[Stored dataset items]
---+---

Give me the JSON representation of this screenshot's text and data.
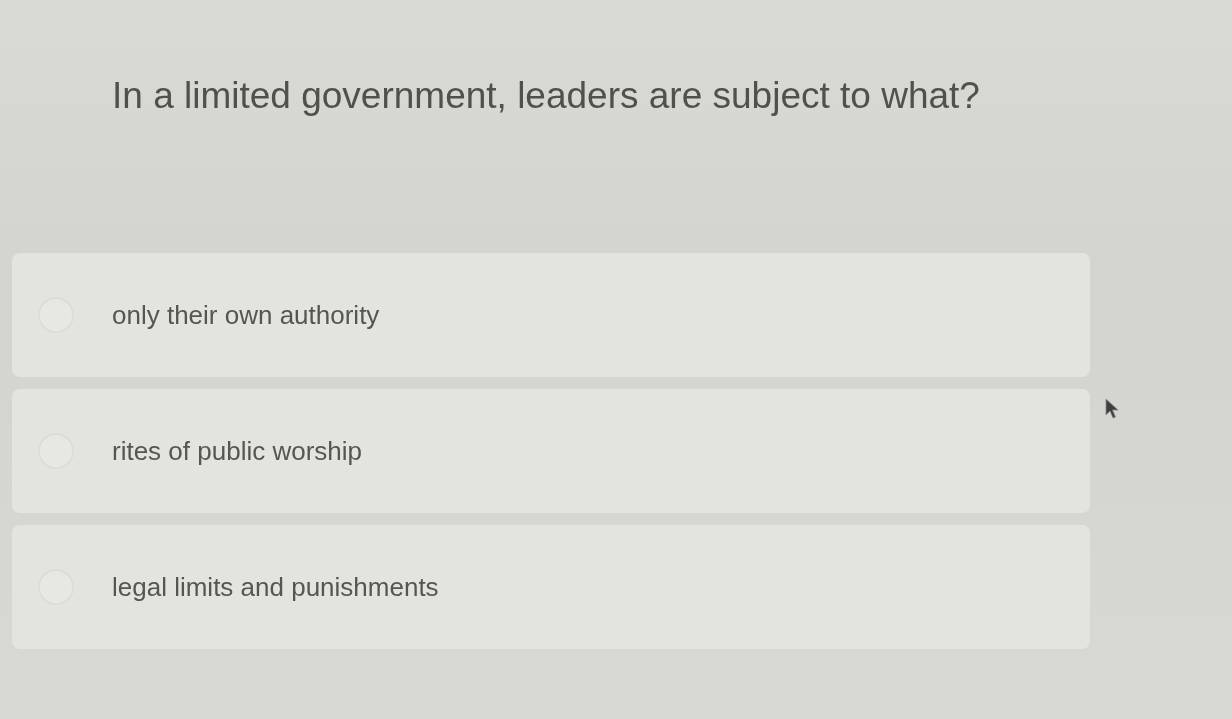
{
  "question": "In a limited government, leaders are subject to what?",
  "options": [
    {
      "label": "only their own authority",
      "selected": false
    },
    {
      "label": "rites of public worship",
      "selected": false
    },
    {
      "label": "legal limits and punishments",
      "selected": false
    }
  ]
}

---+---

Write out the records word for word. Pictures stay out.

ANSWER TO THIS TASK:
Give me the JSON representation of this screenshot's text and data.
{
  "question": "In a limited government, leaders are subject to what?",
  "options": [
    {
      "label": "only their own authority",
      "selected": false
    },
    {
      "label": "rites of public worship",
      "selected": false
    },
    {
      "label": "legal limits and punishments",
      "selected": false
    }
  ]
}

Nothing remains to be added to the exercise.